This is particularly interesting given almost every good CFO has a sound structure set up for their financial responsibilities. So it should be no surprise that CFOs who effectively manage their IT responsibilities well do the same. From a practical standpoint, this means they create systems and processes to:
1. Ensure their work is performed well
2. Ensure their work product is in line with company expectations
3. Create a repeatable process to attain a desired level of consistency.
When put this way, it seems obvious. Yet, what happens in most cases is CFOs find themselves out of their comfort zone and they rely on their technical team to provide them with a structure. This is a mistake. Here’s why:

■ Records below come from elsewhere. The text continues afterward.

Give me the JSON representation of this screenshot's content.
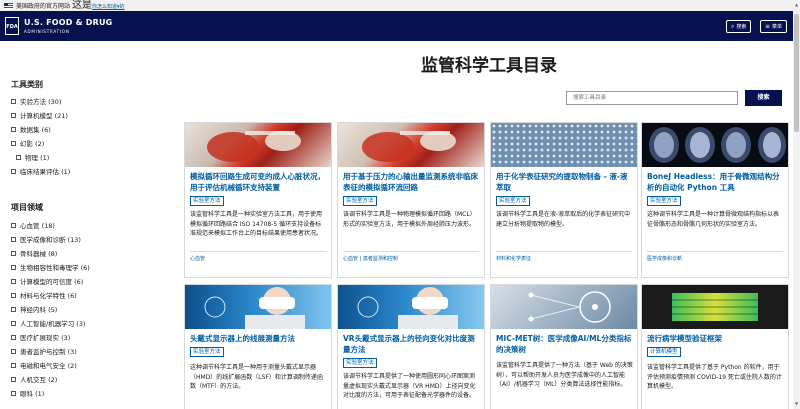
{
  "gov_banner": {
    "text": "美国政府的官方网站",
    "big": "这是",
    "link": "你怎么知道▾的"
  },
  "header": {
    "logo": "FDA",
    "brand_main": "U.S. FOOD & DRUG",
    "brand_sub": "ADMINISTRATION",
    "search_label": "搜索",
    "menu_label": "菜单"
  },
  "page_title": "监管科学工具目录",
  "search": {
    "placeholder": "搜索工具目录",
    "button_label": "搜索"
  },
  "sidebar": {
    "tool_types_title": "工具类别",
    "tool_types": [
      {
        "label": "实验方法",
        "count": "(30)"
      },
      {
        "label": "计算机模型",
        "count": "(21)"
      },
      {
        "label": "数据集",
        "count": "(6)"
      },
      {
        "label": "幻影",
        "count": "(2)"
      },
      {
        "label": "物理",
        "count": "(1)"
      },
      {
        "label": "临床结果评估",
        "count": "(1)"
      }
    ],
    "areas_title": "项目领域",
    "areas": [
      {
        "label": "心血管",
        "count": "(18)"
      },
      {
        "label": "医学成像和诊断",
        "count": "(13)"
      },
      {
        "label": "骨科器械",
        "count": "(8)"
      },
      {
        "label": "生物相容性和毒理学",
        "count": "(6)"
      },
      {
        "label": "计算模型的可信度",
        "count": "(6)"
      },
      {
        "label": "材料与化学特性",
        "count": "(6)"
      },
      {
        "label": "神经内科",
        "count": "(5)"
      },
      {
        "label": "人工智能/机器学习",
        "count": "(3)"
      },
      {
        "label": "医疗扩展现实",
        "count": "(3)"
      },
      {
        "label": "患者监护与控制",
        "count": "(3)"
      },
      {
        "label": "电磁和电气安全",
        "count": "(2)"
      },
      {
        "label": "人机交互",
        "count": "(2)"
      },
      {
        "label": "眼科",
        "count": "(1)"
      }
    ]
  },
  "cards": [
    {
      "title": "模拟循环回路生成可变的成人心脏状况，用于评估机械循环支持装置",
      "tag": "实验室方法",
      "desc": "该监管科学工具是一种实验室方法工具，用于使用模拟循环回路结合 ISO 14708-5 循环支持设备标准规范来模拟工作台上的目标结果使用患者状况。",
      "foot": "心血管"
    },
    {
      "title": "用于基于压力的心输出量监测系统非临床表征的模拟循环流回路",
      "tag": "实验室方法",
      "desc": "该调节科学工具是一种物理模拟循环回路（MCL）形式的实验室方法，用于模拟外周经肺压力波形。",
      "foot": "心血管 | 患者监测和控制"
    },
    {
      "title": "用于化学表征研究的提取物制备 - 液-液萃取",
      "tag": "实验室方法",
      "desc": "该调节科学工具是在液-液萃取后的化学表征研究中建立分析物提取物的模型。",
      "foot": "材料和化学表征"
    },
    {
      "title": "BoneJ Headless：用于骨微观结构分析的自动化 Python 工具",
      "tag": "实验室方法",
      "desc": "这种调节科学工具是一种计算骨微观结构指标以表征骨骼形态和骨骼几何形状的实验室方法。",
      "foot": "医学成像和诊断"
    },
    {
      "title": "头戴式显示器上的线展测量方法",
      "tag": "实验室方法",
      "desc": "这种调节科学工具是一种用于测量头戴式显示器（HMD）的线扩展函数（LSF）和计算调制传递函数（MTF）的方法。",
      "foot": ""
    },
    {
      "title": "VR头戴式显示器上的径向变化对比度测量方法",
      "tag": "实验室方法",
      "desc": "该调节科学工具提供了一种使用圆形同心环图案测量虚拟现实头戴式显示器（VR HMD）上径向变化对比度的方法，可用于表征配备光学器件的设备。",
      "foot": ""
    },
    {
      "title": "MIC-MET树：医学成像AI/ML分类指标的决策树",
      "tag": "实验室方法",
      "desc": "该监管科学工具提供了一种方法（基于 Web 的决策树），可以帮助开发人员为医学成像中的人工智能（AI）/机器学习（ML）分类算法选择性能指标。",
      "foot": ""
    },
    {
      "title": "流行病学模型验证框架",
      "tag": "计算机模型",
      "desc": "该监管科学工具提供了基于 Python 的软件，用于评估预测疫情预测 COVID-19 死亡或住院人数的计算机模型。",
      "foot": ""
    }
  ]
}
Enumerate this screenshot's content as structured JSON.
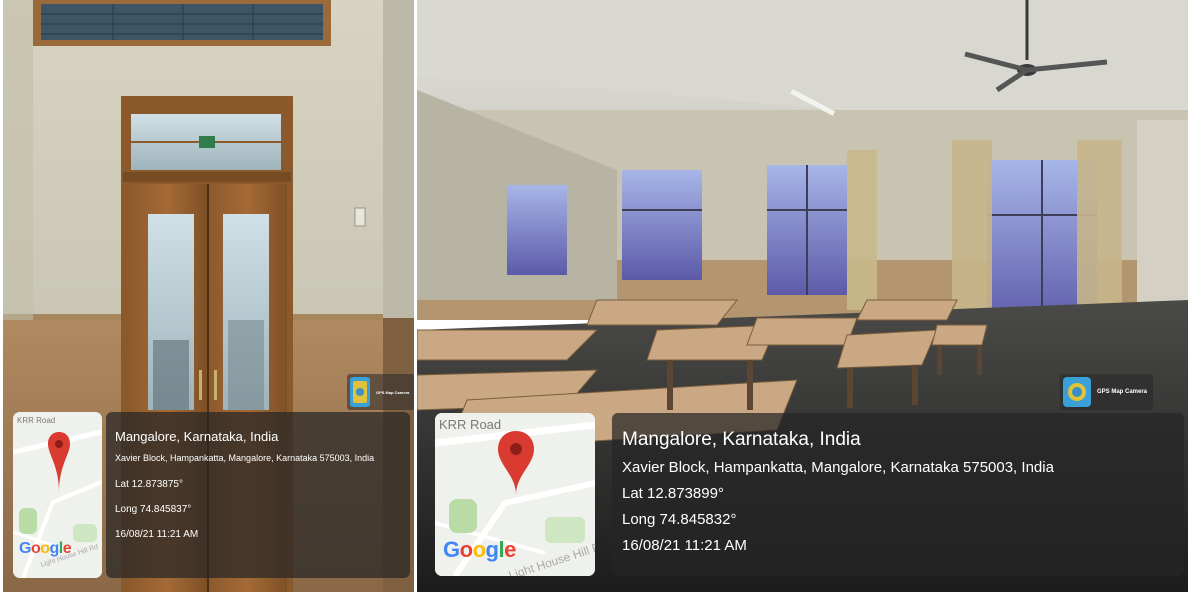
{
  "app_badge": {
    "label": "GPS Map Camera",
    "icon": "gps-map-camera-icon"
  },
  "left_photo": {
    "map": {
      "road_label": "KRR Road",
      "street_label": "Light House Hill Rd",
      "logo": "Google"
    },
    "overlay": {
      "place": "Mangalore, Karnataka, India",
      "address": "Xavier Block, Hampankatta, Mangalore, Karnataka 575003, India",
      "lat": "Lat 12.873875°",
      "long": "Long 74.845837°",
      "datetime": "16/08/21 11:21 AM"
    }
  },
  "right_photo": {
    "map": {
      "road_label": "KRR Road",
      "street_label": "Light House Hill Rd",
      "logo": "Google"
    },
    "overlay": {
      "place": "Mangalore, Karnataka, India",
      "address": "Xavier Block, Hampankatta, Mangalore, Karnataka 575003, India",
      "lat": "Lat 12.873899°",
      "long": "Long 74.845832°",
      "datetime": "16/08/21 11:21 AM"
    }
  },
  "colors": {
    "map_pin": "#d93b30",
    "google_blue": "#4285f4",
    "google_red": "#ea4335",
    "google_yellow": "#fbbc05",
    "google_green": "#34a853"
  }
}
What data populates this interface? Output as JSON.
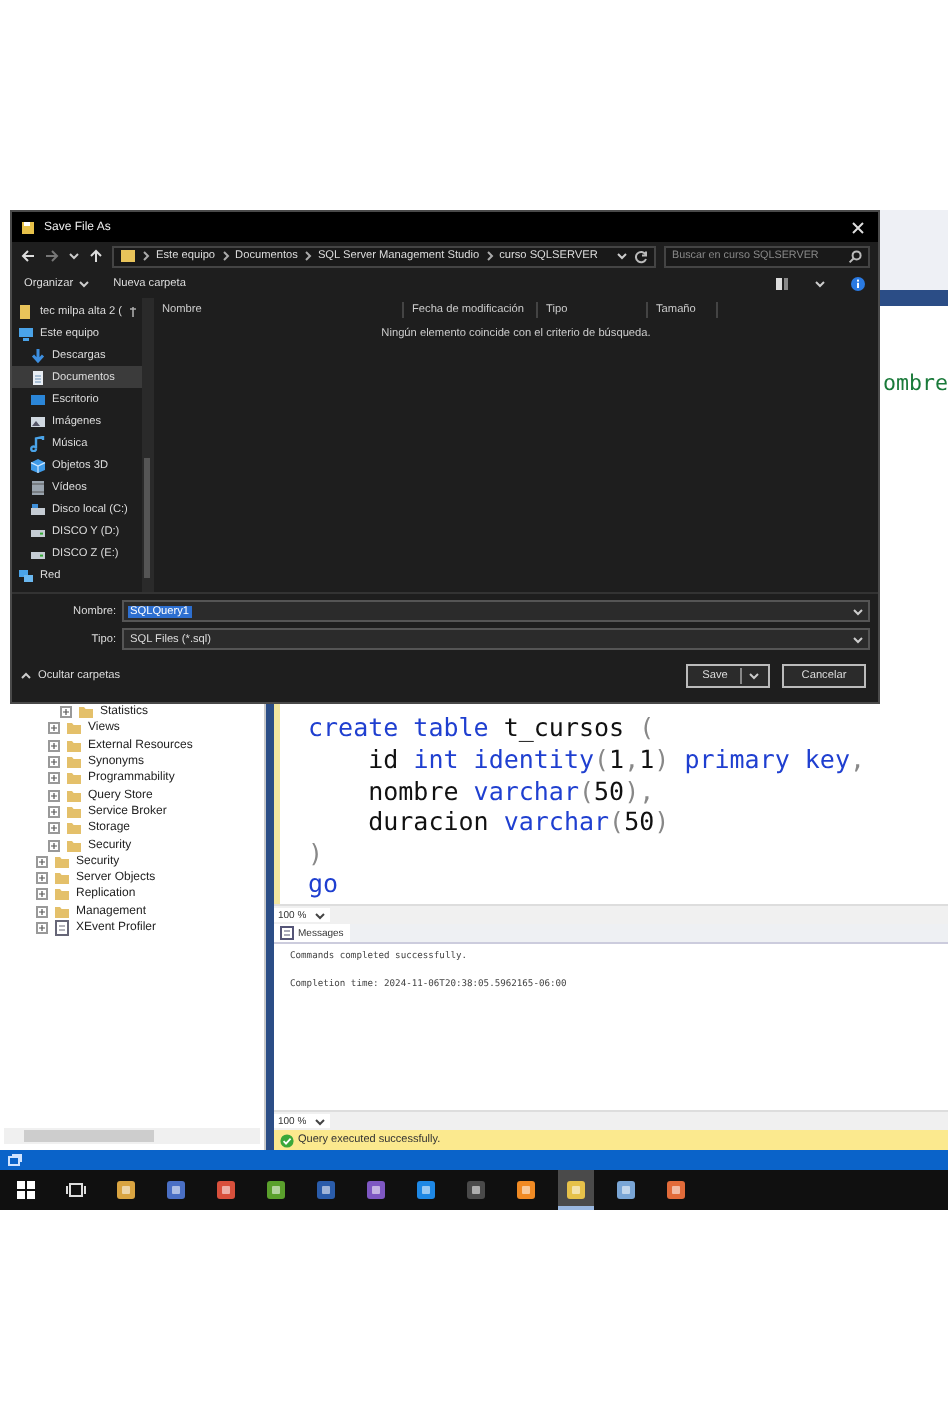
{
  "dialog": {
    "title": "Save File As",
    "breadcrumb": [
      "Este equipo",
      "Documentos",
      "SQL Server Management Studio",
      "curso SQLSERVER"
    ],
    "search": {
      "placeholder": "Buscar en curso SQLSERVER"
    },
    "toolbar": {
      "organize": "Organizar",
      "new_folder": "Nueva carpeta"
    },
    "nav": [
      {
        "label": "tec milpa alta 2 (",
        "kind": "folder",
        "selected": false
      },
      {
        "label": "Este equipo",
        "kind": "pc",
        "selected": false,
        "children": [
          {
            "label": "Descargas",
            "kind": "download",
            "selected": false
          },
          {
            "label": "Documentos",
            "kind": "document",
            "selected": true
          },
          {
            "label": "Escritorio",
            "kind": "desktop",
            "selected": false
          },
          {
            "label": "Imágenes",
            "kind": "image",
            "selected": false
          },
          {
            "label": "Música",
            "kind": "music",
            "selected": false
          },
          {
            "label": "Objetos 3D",
            "kind": "cube",
            "selected": false
          },
          {
            "label": "Vídeos",
            "kind": "video",
            "selected": false
          },
          {
            "label": "Disco local (C:)",
            "kind": "disk",
            "selected": false
          },
          {
            "label": "DISCO Y (D:)",
            "kind": "drive",
            "selected": false
          },
          {
            "label": "DISCO Z (E:)",
            "kind": "drive",
            "selected": false
          }
        ]
      },
      {
        "label": "Red",
        "kind": "network",
        "selected": false
      }
    ],
    "columns": [
      "Nombre",
      "Fecha de modificación",
      "Tipo",
      "Tamaño"
    ],
    "empty_message": "Ningún elemento coincide con el criterio de búsqueda.",
    "filename": {
      "label": "Nombre:",
      "value": "SQLQuery1",
      "text_selected": true
    },
    "filetype": {
      "label": "Tipo:",
      "value": "SQL Files (*.sql)"
    },
    "hide_folders": "Ocultar carpetas",
    "buttons": [
      {
        "label": "Save",
        "kind": "split"
      },
      {
        "label": "Cancelar",
        "kind": "plain"
      }
    ]
  },
  "editor": {
    "peek_text": "ombre",
    "lines": [
      [
        {
          "text": "create table",
          "kind": "keyword"
        },
        {
          "text": " t_cursos ",
          "kind": "text"
        },
        {
          "text": "(",
          "kind": "punct"
        }
      ],
      [
        {
          "text": "    id ",
          "kind": "text"
        },
        {
          "text": "int identity",
          "kind": "keyword"
        },
        {
          "text": "(",
          "kind": "punct"
        },
        {
          "text": "1",
          "kind": "text"
        },
        {
          "text": ",",
          "kind": "punct"
        },
        {
          "text": "1",
          "kind": "text"
        },
        {
          "text": ") ",
          "kind": "punct"
        },
        {
          "text": "primary key",
          "kind": "keyword"
        },
        {
          "text": ",",
          "kind": "punct"
        }
      ],
      [
        {
          "text": "    nombre ",
          "kind": "text"
        },
        {
          "text": "varchar",
          "kind": "keyword"
        },
        {
          "text": "(",
          "kind": "punct"
        },
        {
          "text": "50",
          "kind": "text"
        },
        {
          "text": "),",
          "kind": "punct"
        }
      ],
      [
        {
          "text": "    duracion ",
          "kind": "text"
        },
        {
          "text": "varchar",
          "kind": "keyword"
        },
        {
          "text": "(",
          "kind": "punct"
        },
        {
          "text": "50",
          "kind": "text"
        },
        {
          "text": ")",
          "kind": "punct"
        }
      ],
      [
        {
          "text": ")",
          "kind": "punct"
        }
      ],
      [
        {
          "text": "go",
          "kind": "keyword"
        }
      ]
    ],
    "zoom": "100 %"
  },
  "results": {
    "tab": "Messages",
    "messages": [
      "Commands completed successfully.",
      "Completion time: 2024-11-06T20:38:05.5962165-06:00"
    ],
    "zoom": "100 %"
  },
  "status_bar": {
    "text": "Query executed successfully."
  },
  "explorer": {
    "tree": [
      {
        "children": [
          {
            "children": [
              {
                "label": "Statistics",
                "kind": "folder"
              }
            ]
          },
          {
            "label": "Views",
            "kind": "folder"
          },
          {
            "label": "External Resources",
            "kind": "folder"
          },
          {
            "label": "Synonyms",
            "kind": "folder"
          },
          {
            "label": "Programmability",
            "kind": "folder"
          },
          {
            "label": "Query Store",
            "kind": "folder"
          },
          {
            "label": "Service Broker",
            "kind": "folder"
          },
          {
            "label": "Storage",
            "kind": "folder"
          },
          {
            "label": "Security",
            "kind": "folder"
          }
        ]
      },
      {
        "label": "Security",
        "kind": "folder"
      },
      {
        "label": "Server Objects",
        "kind": "folder"
      },
      {
        "label": "Replication",
        "kind": "folder"
      },
      {
        "label": "Management",
        "kind": "folder"
      },
      {
        "label": "XEvent Profiler",
        "kind": "profiler"
      }
    ]
  },
  "taskbar": [
    {
      "kind": "start",
      "selected": false
    },
    {
      "kind": "taskview",
      "selected": false
    },
    {
      "kind": "app",
      "color": "#d9a441",
      "selected": false
    },
    {
      "kind": "app",
      "color": "#4a6fc4",
      "selected": false
    },
    {
      "kind": "app",
      "color": "#d8503c",
      "selected": false
    },
    {
      "kind": "app",
      "color": "#5aa02c",
      "selected": false
    },
    {
      "kind": "app",
      "color": "#2a5caa",
      "selected": false
    },
    {
      "kind": "app",
      "color": "#7e57c2",
      "selected": false
    },
    {
      "kind": "app",
      "color": "#1e88e5",
      "selected": false
    },
    {
      "kind": "app",
      "color": "#4a4a4a",
      "selected": false
    },
    {
      "kind": "app",
      "color": "#f08a24",
      "selected": false
    },
    {
      "kind": "app",
      "color": "#e6c14a",
      "selected": true
    },
    {
      "kind": "app",
      "color": "#7aa6d6",
      "selected": false
    },
    {
      "kind": "app",
      "color": "#e26b3a",
      "selected": false
    }
  ]
}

IT people are some of the sharpest, most creative, and dedicated people you’ll find in the workplace. However, unless there’s a CIO on your technical team, developing a business structure for the company’s technology is unlikely to be the IT-team’s forte. Even more, most IT professionals don’t really want that job. Hence, when CFO’s allow the IT team to create the structure – whether it’s by design or the lack thereof – they’re delegating work they’re almost certainly better at. Additionally, the structure put in place by the IT team will generally be technically-driven instead of business-driven and although the technical components are critical, they won’t lead to good IT for the company all by themselves.
At a basic level, the structure a CFO needs will address:
· Who’s responsible for what?
· Who does what and when?
· How does it all work in practice?
The bottom line is that both a technical and business skill set are required to create a good IT structure for any company. The challenge, of course, is how to blend them (business and technical) in a way that works for everyone.
This blog originally appeared on LinkedIn Pulse, authored by Joe Ulm, a Senior Technology Consultant.
You can access this article ‘The One Thing Every Tech-Savvy CFO Does’.